This started when Stanley Coren, Professor Emeritus of Psychology at UBC and longtime canine researcher, brought his dogs to a “Doggy De-stress Day” at BCIT. While there is no lack of research demonstrating the positive and calming effects of interacting with pets for humans and overworked students, Coren noticed that his dogs were not always enjoying the interaction. Observing one of his dogs exhibit signs of stress upon being hugged, Coren set out to investigate the relationship between hugging dogs and canine stress levels.
“The signs of stress are very visible in dogs. They involve the ears being slicked down, the dog turning away from the site of the stressor, breaking off eye contact [and] yawning,” said Coren. “I thought to myself, 'Well, you know, if I had a big stack of pictures of people hugging their dogs it would be very easy to determine whether or not the dogs were showing stress signs.'”
At this point, Google came to the rescue. From an analysis of 250 photographs randomly selected from internet searches, Coren found that in about four out of five instances (81.6 per cent of photos), the dog being hugged exhibited at least one stress sign. To keep the data reliable, Coren omitted photographs where the dog’s face could not clearly be seen or another possible source of stress, such as being hugged and lifted in the air, was apparent.
“If you do [an internet search], you will find that there are a lot of happy people hugging very unhappy dogs,” said Coren.
According to Coren, the evolutionary basis of this behaviour may be due to dogs being a cursorial species, meaning that they are adapted for swift movements. In response to any threat, their first instinct is to run.

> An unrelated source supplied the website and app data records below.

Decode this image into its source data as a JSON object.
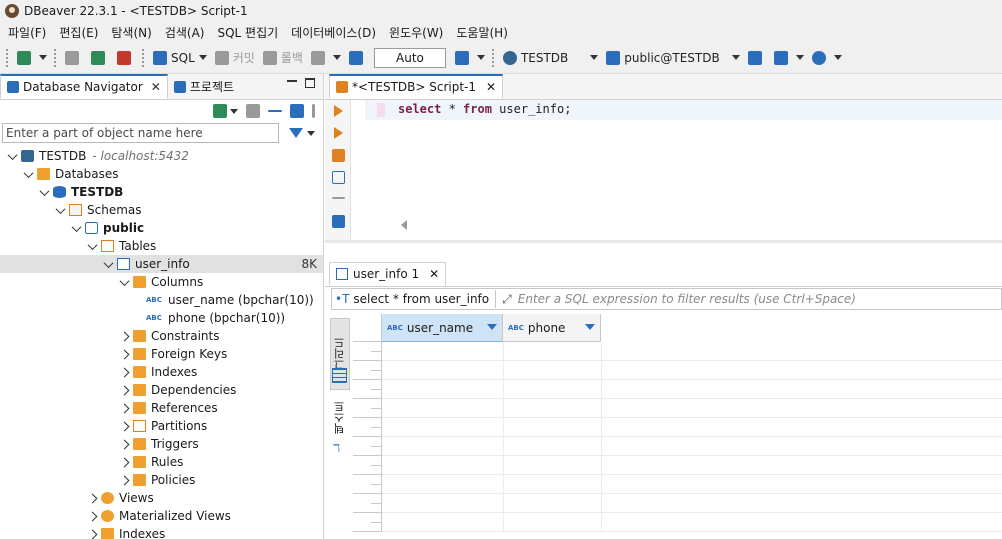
{
  "window": {
    "title": "DBeaver 22.3.1 - <TESTDB> Script-1"
  },
  "menu": [
    "파일(F)",
    "편집(E)",
    "탐색(N)",
    "검색(A)",
    "SQL 편집기",
    "데이터베이스(D)",
    "윈도우(W)",
    "도움말(H)"
  ],
  "toolbar": {
    "sql_label": "SQL",
    "commit_label": "커밋",
    "rollback_label": "롤백",
    "transaction_mode": "Auto",
    "datasource_label": "TESTDB",
    "schema_label": "public@TESTDB"
  },
  "navigator": {
    "tab_label": "Database Navigator",
    "projects_tab_label": "프로젝트",
    "filter_placeholder": "Enter a part of object name here",
    "tree": [
      {
        "label": "TESTDB",
        "hint": "- localhost:5432",
        "level": 0
      },
      {
        "label": "Databases",
        "level": 1
      },
      {
        "label": "TESTDB",
        "level": 2
      },
      {
        "label": "Schemas",
        "level": 3
      },
      {
        "label": "public",
        "level": 4
      },
      {
        "label": "Tables",
        "level": 5
      },
      {
        "label": "user_info",
        "size": "8K",
        "level": 6
      },
      {
        "label": "Columns",
        "level": 7
      },
      {
        "label": "user_name (bpchar(10))",
        "level": 8
      },
      {
        "label": "phone (bpchar(10))",
        "level": 8
      },
      {
        "label": "Constraints",
        "level": 7
      },
      {
        "label": "Foreign Keys",
        "level": 7
      },
      {
        "label": "Indexes",
        "level": 7
      },
      {
        "label": "Dependencies",
        "level": 7
      },
      {
        "label": "References",
        "level": 7
      },
      {
        "label": "Partitions",
        "level": 7
      },
      {
        "label": "Triggers",
        "level": 7
      },
      {
        "label": "Rules",
        "level": 7
      },
      {
        "label": "Policies",
        "level": 7
      },
      {
        "label": "Views",
        "level": 5
      },
      {
        "label": "Materialized Views",
        "level": 5
      },
      {
        "label": "Indexes",
        "level": 5
      }
    ]
  },
  "editor": {
    "tab_label": "*<TESTDB> Script-1",
    "kw_select": "select",
    "kw_from": "from",
    "code_rest_1": " * ",
    "code_rest_2": " user_info;"
  },
  "results": {
    "tab_label": "user_info 1",
    "query_text": "select * from user_info",
    "filter_placeholder": "Enter a SQL expression to filter results (use Ctrl+Space)",
    "side_tab_grid": "그리드",
    "side_tab_text": "텍스트",
    "columns": [
      "user_name",
      "phone"
    ]
  }
}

“What we're doing when we're hugging a dog is we're building a corral with our arms, which prevents the dog from running away,” said Coren. “So at some very basic evolutionary level, the dog feels trapped and it's beginning to show stress for that reason.”
Since publishing his original article in Psychology Today last week, Coren has received a multitude of emails and a response from a University of Colorado professor objecting that not all dogs are averse to hugs. While conceding that there are dogs who may tolerate hugs, including those in 7.6 per cent of the photographs he analyzed, Coren argues that the majority of dogs likely do not.
“The dog doesn't know you're hugging them as an affectionate thing; they only know they're being restrained,” said Coren. “So for you, it's an expression of affection, but for the dog, it's something quite different.”
Rather than hugging your dog, Coren suggests non-restraining alternatives such as patting them, tousling their ears, or speaking in an affectionate sing-song voice.
“Ultimately, every dog in the world would trade all of your hugs for a couple of treats,” said Coren.